Patrick Hosking's column in the Times in early 2018 nicely summarised one scandal:
Everyone who works in the pensions industry should be led to a quiet room and forced to read the devastating parliamentary report into the terrible treatment of members of the British Steel Pension Scheme. Somehow, despite all the fine words and good intentions of regulators, trustees and advisers, despite all of the red tape that festoons the industry, and despite this being one of the biggest schemes in the country, no one seems to have been thinking about the poor souls at the sharp end. Like the member who phoned the pensions office 207 times without anyone picking up the phone. Like the 25,000 people so confused and paralysed by the paperwork they ended up doing nothing — probably to their great cost. Like the workers persuaded to sign their nest-eggs away at the whiff of a free “sausage and chips” lunch.
Financially unsophisticated people; very large sums of money (average transfer values were £400,000); mindboggling complexity; a looming deadline for action. It’s hard to think of a better combination of circumstances for the “parasites” and “vultures” who descended on old steel towns such as Port Talbot, Corby and Hartlepool in search of prey. This was a potential mis-selling scandal all too easy to foresee. Yet the Financial Conduct Authority and the Pensions Regulator were slow to respond. The trustees tried hard, but still didn’t do enough for confused members overwhelmed by such an important decision.
Until there is a cultural revolution among regulators and they start trying to anticipate such problems, these scandals will keep occurring. The rogues are energetic, persuasive, persistent and there in person. The regulators are complacent, busy with boxes to tick, and far away in Canary Wharf and Brighton. One potential reform MPs are right to push is outlawing the toxic practice of contingent charging. Under this, financial advisers get paid only if the member is persuaded to transfer out. It’s hardly a recipe for fostering impartial advice.
And new regulations, introduced the same year by the Financial Conduct Authority, do not give one confidence that the regulator had been alert and active over that 14 year period (emphasis added):
We are introducing rules and guidance aimed at providing advisers with a framework which better enables them to give good quality advice so that consumers make better informed decisions We are maintaining our guidance that an adviser should start from the assumption that a transfer will be unsuitable.
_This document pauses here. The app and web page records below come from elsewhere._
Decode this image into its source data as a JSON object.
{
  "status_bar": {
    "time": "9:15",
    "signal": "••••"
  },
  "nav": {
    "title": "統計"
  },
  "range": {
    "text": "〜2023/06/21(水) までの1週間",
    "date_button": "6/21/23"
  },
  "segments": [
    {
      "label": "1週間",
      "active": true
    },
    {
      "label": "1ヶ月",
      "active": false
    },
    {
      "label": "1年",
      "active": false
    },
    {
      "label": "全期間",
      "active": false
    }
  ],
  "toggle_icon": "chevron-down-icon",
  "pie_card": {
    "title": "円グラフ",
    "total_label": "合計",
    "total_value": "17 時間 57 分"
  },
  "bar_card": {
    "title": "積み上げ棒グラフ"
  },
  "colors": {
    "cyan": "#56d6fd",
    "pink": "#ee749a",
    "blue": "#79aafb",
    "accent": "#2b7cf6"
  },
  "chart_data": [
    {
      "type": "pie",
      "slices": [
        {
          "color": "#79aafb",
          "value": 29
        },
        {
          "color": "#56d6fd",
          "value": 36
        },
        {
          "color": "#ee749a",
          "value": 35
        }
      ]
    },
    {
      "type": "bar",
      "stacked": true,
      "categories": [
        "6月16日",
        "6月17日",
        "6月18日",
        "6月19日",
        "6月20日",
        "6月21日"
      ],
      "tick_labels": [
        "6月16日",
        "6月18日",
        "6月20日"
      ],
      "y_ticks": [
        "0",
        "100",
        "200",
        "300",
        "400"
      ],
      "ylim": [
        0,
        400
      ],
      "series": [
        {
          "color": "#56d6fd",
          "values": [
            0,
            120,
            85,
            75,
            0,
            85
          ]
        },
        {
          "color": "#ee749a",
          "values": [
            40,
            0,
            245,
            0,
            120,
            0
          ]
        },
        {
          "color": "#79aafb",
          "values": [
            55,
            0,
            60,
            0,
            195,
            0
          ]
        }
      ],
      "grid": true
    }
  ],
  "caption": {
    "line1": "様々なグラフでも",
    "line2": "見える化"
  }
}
This reflects the high proportion of unsuitable advice seen in supervisory work and need for further consideration of how transfer advice should be paid for. The existing guidance on the starting assumption does not, however, prevent an adviser from recommending a transfer where this can be demonstrated to be suitable for the consumer.
Collective Defined Contribution (CDC) Pension Schemes
It was reported in 2018 that Royal Mail plc hoped to persuade the government to legislate to allow these Dutch-style or defined ambition schemes to be operated in the UK. The Times' Patrick Hosking noted that their fans "see them as a way of boosting retirement incomes at not extra cost" but warned of the extra risks that would inevitably accompany such financial engineering. We shall see ...
Mervyn King and John Kay have written a very clear explanation of the unfortunate impact of that legislation on the Universities Pension Scheme.
And Geoff Meeks has written an excellent guide to Understanding Pension Obligations.